*** Opening of SUPPLIED MATERIAL ***
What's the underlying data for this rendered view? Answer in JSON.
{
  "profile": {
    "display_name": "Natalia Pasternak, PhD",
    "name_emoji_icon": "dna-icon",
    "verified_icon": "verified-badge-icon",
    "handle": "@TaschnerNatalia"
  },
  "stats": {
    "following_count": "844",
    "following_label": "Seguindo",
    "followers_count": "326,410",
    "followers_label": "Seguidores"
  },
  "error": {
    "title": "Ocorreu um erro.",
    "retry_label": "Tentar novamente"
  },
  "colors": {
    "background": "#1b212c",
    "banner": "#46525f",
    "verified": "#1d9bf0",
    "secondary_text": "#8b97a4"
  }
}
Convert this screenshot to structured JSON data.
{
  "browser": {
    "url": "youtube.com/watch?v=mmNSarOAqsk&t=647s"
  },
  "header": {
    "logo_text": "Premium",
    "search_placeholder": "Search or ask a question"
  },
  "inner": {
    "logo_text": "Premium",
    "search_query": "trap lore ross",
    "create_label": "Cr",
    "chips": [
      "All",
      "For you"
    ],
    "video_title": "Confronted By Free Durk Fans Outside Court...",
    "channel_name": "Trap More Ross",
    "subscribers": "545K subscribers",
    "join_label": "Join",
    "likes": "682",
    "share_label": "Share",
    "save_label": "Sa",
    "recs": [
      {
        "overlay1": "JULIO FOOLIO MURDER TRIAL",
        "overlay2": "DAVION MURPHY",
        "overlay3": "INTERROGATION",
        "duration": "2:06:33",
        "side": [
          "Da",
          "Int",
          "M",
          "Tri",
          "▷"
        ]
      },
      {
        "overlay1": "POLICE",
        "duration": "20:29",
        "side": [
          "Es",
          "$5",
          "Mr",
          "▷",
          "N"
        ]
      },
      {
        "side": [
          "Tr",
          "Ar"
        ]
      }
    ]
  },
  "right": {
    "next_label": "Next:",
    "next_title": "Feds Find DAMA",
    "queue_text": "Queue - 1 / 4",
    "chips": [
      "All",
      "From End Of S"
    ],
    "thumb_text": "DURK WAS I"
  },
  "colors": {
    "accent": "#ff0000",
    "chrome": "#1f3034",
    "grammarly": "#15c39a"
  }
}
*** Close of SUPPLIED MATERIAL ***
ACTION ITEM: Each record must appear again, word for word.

PROBLEM SOLUTION:
What's the underlying data for this rendered view? Answer in JSON.
{
  "profile": {
    "display_name": "Natalia Pasternak, PhD",
    "name_emoji_icon": "dna-icon",
    "verified_icon": "verified-badge-icon",
    "handle": "@TaschnerNatalia"
  },
  "stats": {
    "following_count": "844",
    "following_label": "Seguindo",
    "followers_count": "326,410",
    "followers_label": "Seguidores"
  },
  "error": {
    "title": "Ocorreu um erro.",
    "retry_label": "Tentar novamente"
  },
  "colors": {
    "background": "#1b212c",
    "banner": "#46525f",
    "verified": "#1d9bf0",
    "secondary_text": "#8b97a4"
  }
}
Convert this screenshot to structured JSON data.
{
  "browser": {
    "url": "youtube.com/watch?v=mmNSarOAqsk&t=647s"
  },
  "header": {
    "logo_text": "Premium",
    "search_placeholder": "Search or ask a question"
  },
  "inner": {
    "logo_text": "Premium",
    "search_query": "trap lore ross",
    "create_label": "Cr",
    "chips": [
      "All",
      "For you"
    ],
    "video_title": "Confronted By Free Durk Fans Outside Court...",
    "channel_name": "Trap More Ross",
    "subscribers": "545K subscribers",
    "join_label": "Join",
    "likes": "682",
    "share_label": "Share",
    "save_label": "Sa",
    "recs": [
      {
        "overlay1": "JULIO FOOLIO MURDER TRIAL",
        "overlay2": "DAVION MURPHY",
        "overlay3": "INTERROGATION",
        "duration": "2:06:33",
        "side": [
          "Da",
          "Int",
          "M",
          "Tri",
          "▷"
        ]
      },
      {
        "overlay1": "POLICE",
        "duration": "20:29",
        "side": [
          "Es",
          "$5",
          "Mr",
          "▷",
          "N"
        ]
      },
      {
        "side": [
          "Tr",
          "Ar"
        ]
      }
    ]
  },
  "right": {
    "next_label": "Next:",
    "next_title": "Feds Find DAMA",
    "queue_text": "Queue - 1 / 4",
    "chips": [
      "All",
      "From End Of S"
    ],
    "thumb_text": "DURK WAS I"
  },
  "colors": {
    "accent": "#ff0000",
    "chrome": "#1f3034",
    "grammarly": "#15c39a"
  }
}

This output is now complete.